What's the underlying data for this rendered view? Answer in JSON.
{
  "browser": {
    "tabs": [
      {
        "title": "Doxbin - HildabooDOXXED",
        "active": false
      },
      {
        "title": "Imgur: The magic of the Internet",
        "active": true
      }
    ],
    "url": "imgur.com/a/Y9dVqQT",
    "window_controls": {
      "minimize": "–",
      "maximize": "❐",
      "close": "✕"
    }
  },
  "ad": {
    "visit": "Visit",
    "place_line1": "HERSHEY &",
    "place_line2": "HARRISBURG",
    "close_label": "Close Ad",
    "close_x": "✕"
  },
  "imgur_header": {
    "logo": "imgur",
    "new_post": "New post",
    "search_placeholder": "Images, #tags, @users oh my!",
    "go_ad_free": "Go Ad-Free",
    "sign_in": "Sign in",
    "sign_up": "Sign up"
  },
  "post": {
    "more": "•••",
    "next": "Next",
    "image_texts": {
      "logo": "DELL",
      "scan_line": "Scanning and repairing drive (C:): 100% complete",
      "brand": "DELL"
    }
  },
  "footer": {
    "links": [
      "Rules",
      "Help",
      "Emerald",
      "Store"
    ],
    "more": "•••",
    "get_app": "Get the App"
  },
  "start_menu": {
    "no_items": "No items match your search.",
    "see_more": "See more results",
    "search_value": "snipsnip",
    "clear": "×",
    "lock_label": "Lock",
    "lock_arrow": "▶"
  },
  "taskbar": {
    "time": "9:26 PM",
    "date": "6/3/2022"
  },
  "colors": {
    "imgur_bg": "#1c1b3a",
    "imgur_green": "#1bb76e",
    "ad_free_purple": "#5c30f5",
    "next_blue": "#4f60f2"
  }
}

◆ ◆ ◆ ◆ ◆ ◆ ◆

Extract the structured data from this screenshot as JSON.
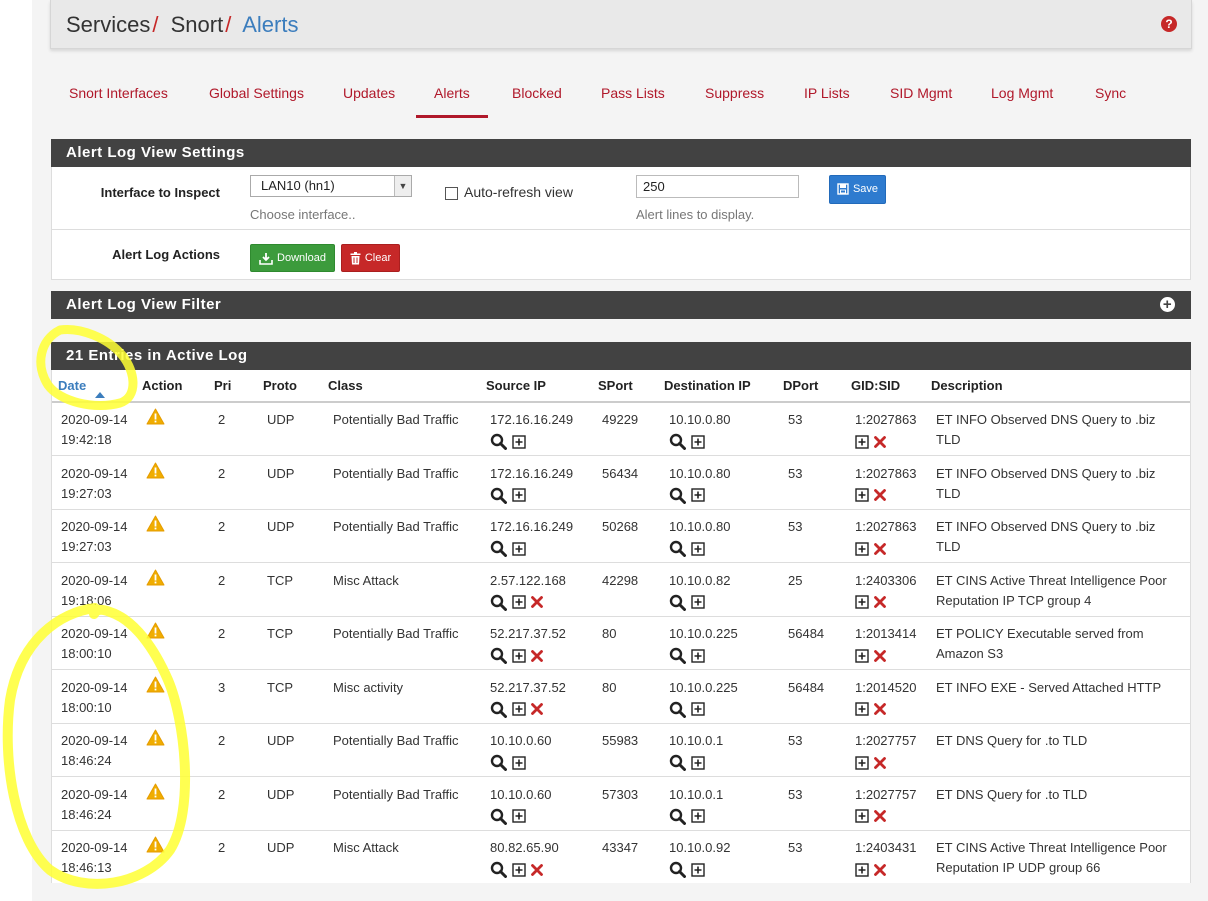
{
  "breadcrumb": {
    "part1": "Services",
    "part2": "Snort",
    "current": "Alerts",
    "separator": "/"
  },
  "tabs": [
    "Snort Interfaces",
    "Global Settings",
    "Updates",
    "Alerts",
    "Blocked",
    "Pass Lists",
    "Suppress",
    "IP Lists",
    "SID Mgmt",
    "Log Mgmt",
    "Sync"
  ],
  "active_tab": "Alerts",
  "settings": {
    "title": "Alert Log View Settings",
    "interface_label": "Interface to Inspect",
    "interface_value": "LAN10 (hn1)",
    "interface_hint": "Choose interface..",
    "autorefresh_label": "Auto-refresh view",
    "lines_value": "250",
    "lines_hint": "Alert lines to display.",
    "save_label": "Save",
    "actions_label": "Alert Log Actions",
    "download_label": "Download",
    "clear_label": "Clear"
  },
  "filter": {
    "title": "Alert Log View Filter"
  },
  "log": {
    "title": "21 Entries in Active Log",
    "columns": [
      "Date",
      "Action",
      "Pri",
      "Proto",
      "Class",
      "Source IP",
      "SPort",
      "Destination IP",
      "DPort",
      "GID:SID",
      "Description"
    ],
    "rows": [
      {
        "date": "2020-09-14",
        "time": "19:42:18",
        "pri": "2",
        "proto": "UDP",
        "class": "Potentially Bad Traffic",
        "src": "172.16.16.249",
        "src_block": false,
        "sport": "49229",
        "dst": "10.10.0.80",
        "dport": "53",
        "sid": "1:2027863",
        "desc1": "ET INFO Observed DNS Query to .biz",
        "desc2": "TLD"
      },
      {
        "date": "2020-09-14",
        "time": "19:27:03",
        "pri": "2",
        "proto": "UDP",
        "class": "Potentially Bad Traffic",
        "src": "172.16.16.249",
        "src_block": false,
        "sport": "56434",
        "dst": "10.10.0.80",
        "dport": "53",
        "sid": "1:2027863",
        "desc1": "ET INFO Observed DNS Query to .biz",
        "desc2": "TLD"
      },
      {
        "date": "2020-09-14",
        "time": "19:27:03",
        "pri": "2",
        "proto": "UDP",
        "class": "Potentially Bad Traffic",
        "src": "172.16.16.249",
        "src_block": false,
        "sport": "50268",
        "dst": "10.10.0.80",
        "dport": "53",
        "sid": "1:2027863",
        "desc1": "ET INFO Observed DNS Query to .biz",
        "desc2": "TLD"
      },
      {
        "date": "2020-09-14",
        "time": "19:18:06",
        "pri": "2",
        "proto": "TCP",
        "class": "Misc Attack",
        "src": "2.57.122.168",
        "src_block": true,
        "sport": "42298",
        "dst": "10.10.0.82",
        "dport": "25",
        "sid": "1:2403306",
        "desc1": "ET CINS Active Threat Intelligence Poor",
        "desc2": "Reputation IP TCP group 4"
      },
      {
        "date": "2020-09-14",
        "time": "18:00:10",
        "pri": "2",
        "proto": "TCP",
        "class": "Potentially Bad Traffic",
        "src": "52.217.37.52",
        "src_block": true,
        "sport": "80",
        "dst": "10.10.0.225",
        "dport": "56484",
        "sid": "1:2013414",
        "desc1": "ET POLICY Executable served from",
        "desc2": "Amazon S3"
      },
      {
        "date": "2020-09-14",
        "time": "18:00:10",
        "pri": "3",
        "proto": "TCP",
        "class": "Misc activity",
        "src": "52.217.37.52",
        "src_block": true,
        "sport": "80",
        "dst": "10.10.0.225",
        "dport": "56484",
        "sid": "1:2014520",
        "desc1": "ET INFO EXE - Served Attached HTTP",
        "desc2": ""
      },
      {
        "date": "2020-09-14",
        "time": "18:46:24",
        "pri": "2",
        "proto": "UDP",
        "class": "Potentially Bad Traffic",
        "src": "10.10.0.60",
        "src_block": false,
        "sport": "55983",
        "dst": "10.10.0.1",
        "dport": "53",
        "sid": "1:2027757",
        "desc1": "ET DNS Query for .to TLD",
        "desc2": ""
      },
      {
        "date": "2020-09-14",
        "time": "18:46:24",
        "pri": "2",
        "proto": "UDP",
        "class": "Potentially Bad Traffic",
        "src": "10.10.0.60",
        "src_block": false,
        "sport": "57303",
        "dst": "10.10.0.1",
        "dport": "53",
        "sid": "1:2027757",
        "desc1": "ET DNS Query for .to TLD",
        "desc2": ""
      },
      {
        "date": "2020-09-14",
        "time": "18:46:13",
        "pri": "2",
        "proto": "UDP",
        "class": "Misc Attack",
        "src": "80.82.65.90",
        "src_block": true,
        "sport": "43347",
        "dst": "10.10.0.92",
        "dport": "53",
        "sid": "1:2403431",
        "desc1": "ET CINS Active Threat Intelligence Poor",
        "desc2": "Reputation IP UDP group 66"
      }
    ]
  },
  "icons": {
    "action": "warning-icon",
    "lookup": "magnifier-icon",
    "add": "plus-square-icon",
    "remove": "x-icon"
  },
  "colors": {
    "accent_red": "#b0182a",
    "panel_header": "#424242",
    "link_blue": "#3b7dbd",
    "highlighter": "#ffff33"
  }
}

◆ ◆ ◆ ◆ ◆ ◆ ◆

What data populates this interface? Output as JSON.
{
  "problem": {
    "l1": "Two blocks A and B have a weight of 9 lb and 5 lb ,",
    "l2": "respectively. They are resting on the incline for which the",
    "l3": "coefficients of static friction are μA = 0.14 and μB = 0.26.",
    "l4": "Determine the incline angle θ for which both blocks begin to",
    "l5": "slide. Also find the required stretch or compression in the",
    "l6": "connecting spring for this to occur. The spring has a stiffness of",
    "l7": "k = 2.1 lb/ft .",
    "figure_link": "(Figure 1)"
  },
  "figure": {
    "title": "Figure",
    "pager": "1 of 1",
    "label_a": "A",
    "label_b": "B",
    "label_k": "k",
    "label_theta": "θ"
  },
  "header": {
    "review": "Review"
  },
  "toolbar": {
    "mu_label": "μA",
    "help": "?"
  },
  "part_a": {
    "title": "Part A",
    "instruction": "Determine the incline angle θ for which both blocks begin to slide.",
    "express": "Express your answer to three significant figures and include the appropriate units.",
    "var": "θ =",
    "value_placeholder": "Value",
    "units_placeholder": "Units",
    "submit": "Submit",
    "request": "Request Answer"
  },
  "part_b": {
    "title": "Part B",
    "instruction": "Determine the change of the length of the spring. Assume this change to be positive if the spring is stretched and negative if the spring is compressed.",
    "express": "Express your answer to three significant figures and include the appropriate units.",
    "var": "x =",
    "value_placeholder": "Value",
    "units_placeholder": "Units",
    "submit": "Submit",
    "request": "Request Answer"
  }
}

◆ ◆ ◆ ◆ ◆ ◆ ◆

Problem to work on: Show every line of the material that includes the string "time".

Response:
    "time": "9:26 PM",
        "time": "19:42:18",
        "time": "19:27:03",
        "time": "19:27:03",
        "time": "19:18:06",
        "time": "18:00:10",
        "time": "18:00:10",
        "time": "18:46:24",
        "time": "18:46:24",
        "time": "18:46:13",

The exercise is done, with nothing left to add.